[Data for review Boundary: Start]

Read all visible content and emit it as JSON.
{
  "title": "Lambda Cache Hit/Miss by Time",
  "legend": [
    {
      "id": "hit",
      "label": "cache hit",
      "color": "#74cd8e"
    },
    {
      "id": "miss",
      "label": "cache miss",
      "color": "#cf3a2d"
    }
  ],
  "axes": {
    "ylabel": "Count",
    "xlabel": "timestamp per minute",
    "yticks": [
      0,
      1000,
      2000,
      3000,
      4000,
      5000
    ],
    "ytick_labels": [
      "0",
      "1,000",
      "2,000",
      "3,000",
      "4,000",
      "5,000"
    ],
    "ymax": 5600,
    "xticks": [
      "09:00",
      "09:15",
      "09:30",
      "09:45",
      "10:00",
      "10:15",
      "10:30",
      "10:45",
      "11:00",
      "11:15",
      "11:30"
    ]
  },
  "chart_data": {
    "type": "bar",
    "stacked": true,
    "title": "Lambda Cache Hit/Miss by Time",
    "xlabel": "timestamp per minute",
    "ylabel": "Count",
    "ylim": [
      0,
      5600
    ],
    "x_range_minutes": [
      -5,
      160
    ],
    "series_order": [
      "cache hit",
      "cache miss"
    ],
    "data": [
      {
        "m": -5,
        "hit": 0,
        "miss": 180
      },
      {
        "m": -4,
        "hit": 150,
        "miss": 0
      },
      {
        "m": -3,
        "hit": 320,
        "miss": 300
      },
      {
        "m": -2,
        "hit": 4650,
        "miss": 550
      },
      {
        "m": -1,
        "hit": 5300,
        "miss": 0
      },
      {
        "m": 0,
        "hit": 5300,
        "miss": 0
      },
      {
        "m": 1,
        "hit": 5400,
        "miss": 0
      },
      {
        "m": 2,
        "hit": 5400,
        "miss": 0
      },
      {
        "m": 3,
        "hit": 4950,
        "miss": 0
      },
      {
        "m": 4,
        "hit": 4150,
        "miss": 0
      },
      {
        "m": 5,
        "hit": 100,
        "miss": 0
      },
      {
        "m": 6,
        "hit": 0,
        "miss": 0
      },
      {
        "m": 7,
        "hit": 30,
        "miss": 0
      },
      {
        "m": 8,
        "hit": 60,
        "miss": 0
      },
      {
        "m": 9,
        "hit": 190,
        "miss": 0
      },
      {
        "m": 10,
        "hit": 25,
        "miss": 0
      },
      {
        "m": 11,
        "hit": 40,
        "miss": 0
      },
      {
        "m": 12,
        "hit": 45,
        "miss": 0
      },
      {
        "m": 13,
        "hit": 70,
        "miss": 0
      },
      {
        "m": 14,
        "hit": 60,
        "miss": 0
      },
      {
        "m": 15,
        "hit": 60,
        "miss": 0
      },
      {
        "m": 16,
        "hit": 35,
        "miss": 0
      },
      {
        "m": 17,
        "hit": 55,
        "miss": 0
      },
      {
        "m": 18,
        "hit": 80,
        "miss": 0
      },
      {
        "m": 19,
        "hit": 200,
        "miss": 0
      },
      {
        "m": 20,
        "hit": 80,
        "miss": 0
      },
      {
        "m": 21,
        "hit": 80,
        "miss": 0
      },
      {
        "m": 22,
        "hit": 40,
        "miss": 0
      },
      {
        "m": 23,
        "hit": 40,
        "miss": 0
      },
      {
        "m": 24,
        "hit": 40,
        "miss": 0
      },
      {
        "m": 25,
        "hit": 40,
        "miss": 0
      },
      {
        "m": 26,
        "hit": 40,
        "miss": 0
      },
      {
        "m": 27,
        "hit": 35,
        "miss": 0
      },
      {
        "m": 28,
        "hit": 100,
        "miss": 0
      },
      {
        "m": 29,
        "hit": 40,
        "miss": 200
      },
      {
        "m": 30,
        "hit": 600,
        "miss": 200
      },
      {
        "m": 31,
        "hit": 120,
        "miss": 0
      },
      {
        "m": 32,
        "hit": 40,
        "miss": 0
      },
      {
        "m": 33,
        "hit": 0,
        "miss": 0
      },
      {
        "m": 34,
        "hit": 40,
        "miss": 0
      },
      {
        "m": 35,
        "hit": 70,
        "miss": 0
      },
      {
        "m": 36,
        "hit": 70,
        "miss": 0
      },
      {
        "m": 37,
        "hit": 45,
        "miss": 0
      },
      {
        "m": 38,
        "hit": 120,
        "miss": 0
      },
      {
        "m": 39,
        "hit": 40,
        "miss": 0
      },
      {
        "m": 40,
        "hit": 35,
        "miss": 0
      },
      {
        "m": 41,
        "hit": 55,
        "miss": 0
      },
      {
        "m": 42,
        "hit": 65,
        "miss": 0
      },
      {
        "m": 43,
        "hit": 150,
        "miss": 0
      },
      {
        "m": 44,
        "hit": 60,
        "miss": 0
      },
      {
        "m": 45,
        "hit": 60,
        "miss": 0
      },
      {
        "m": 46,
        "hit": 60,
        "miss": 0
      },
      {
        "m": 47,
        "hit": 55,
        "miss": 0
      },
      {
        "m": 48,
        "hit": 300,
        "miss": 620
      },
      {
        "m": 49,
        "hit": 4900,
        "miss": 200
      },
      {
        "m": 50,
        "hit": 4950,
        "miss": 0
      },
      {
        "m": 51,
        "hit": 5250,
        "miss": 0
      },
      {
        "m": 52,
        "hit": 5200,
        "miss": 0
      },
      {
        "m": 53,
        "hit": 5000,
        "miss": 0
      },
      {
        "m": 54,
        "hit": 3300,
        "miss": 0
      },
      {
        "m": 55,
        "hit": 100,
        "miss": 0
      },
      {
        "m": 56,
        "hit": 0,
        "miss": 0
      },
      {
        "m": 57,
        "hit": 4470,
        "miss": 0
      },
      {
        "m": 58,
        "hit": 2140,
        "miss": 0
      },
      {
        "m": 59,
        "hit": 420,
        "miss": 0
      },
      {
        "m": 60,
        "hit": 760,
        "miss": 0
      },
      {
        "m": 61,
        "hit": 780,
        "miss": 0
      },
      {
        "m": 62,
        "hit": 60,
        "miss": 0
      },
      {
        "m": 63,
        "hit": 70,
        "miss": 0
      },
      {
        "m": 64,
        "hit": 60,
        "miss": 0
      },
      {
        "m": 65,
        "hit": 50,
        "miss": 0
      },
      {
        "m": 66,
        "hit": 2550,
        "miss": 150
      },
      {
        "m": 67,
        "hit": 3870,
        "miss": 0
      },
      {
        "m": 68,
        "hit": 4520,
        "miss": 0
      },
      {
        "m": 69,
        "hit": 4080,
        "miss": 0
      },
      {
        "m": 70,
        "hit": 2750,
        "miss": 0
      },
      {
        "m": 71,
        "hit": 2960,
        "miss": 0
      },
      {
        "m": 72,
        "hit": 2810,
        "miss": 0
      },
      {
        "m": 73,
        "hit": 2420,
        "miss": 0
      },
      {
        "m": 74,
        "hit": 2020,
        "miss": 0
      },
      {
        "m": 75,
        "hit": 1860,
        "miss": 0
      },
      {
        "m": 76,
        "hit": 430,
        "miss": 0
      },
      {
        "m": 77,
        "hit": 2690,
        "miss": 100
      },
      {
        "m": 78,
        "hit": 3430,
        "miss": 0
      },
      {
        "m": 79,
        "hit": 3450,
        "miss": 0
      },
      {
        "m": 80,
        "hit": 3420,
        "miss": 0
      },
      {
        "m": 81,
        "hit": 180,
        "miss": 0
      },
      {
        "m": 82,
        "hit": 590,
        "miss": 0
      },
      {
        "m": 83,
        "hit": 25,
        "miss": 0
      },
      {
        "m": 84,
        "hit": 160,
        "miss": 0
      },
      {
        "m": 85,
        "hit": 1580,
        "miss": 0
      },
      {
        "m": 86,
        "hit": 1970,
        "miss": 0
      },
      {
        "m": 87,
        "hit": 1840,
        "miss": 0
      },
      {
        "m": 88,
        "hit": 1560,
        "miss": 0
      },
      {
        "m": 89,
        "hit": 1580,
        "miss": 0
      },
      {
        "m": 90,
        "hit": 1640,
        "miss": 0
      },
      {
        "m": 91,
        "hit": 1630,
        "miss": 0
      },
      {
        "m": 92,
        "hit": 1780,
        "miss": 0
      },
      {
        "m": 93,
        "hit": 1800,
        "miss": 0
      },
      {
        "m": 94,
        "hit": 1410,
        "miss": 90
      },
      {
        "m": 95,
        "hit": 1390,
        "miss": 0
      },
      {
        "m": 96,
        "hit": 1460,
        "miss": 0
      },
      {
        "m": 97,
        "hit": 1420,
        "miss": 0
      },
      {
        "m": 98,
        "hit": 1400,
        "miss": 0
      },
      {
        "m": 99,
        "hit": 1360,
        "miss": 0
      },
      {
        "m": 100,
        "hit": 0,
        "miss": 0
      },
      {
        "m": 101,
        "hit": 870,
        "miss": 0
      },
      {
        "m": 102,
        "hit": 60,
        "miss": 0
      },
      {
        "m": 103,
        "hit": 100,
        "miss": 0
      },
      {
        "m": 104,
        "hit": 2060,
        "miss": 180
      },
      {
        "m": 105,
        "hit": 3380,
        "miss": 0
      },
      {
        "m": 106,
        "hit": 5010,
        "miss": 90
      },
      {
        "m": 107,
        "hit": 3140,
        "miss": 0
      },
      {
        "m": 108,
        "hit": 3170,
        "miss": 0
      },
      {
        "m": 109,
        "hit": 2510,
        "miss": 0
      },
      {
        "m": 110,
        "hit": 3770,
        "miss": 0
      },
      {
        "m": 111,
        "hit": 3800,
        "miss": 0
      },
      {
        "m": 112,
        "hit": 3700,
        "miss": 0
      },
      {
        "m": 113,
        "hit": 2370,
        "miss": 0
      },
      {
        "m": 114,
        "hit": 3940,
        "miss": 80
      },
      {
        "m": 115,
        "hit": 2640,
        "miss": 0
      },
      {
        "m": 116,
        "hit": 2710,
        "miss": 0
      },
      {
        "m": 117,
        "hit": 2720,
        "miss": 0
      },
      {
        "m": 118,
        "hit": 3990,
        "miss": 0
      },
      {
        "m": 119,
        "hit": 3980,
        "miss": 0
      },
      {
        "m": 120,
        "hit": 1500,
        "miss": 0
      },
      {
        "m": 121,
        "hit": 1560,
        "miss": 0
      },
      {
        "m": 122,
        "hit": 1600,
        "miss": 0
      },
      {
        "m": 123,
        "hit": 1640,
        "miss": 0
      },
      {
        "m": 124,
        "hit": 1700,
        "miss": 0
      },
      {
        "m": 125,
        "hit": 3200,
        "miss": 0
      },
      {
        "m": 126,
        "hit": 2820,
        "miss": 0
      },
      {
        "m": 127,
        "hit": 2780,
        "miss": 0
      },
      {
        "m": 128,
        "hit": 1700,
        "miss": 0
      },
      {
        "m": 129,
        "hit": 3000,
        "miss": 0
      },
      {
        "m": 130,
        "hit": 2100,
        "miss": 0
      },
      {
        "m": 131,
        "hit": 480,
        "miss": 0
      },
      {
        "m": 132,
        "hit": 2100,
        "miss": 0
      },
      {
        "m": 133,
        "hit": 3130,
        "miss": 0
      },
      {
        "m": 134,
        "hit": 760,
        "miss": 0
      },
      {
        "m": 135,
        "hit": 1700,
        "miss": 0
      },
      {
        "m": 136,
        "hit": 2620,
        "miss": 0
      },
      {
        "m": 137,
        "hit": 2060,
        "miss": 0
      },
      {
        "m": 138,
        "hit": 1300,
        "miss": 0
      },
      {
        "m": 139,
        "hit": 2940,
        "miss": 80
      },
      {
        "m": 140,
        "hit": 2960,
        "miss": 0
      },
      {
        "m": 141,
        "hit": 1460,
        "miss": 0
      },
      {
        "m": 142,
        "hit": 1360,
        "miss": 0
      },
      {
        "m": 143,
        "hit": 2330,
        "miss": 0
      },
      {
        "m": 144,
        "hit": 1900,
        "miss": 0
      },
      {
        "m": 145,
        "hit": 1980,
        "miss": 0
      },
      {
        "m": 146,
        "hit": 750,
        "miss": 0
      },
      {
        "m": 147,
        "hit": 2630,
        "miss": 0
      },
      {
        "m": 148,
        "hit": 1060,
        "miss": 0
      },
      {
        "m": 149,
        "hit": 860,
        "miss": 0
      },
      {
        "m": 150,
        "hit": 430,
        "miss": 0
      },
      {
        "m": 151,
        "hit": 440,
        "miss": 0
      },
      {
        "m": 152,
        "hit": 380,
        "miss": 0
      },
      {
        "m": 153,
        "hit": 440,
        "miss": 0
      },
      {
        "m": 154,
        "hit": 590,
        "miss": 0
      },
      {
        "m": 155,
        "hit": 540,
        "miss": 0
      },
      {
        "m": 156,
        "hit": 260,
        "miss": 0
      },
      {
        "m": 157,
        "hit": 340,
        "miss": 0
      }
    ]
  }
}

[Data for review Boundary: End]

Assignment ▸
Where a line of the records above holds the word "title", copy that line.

Written solution ▸
  "title": "Lambda Cache Hit/Miss by Time",
    "title": "Lambda Cache Hit/Miss by Time",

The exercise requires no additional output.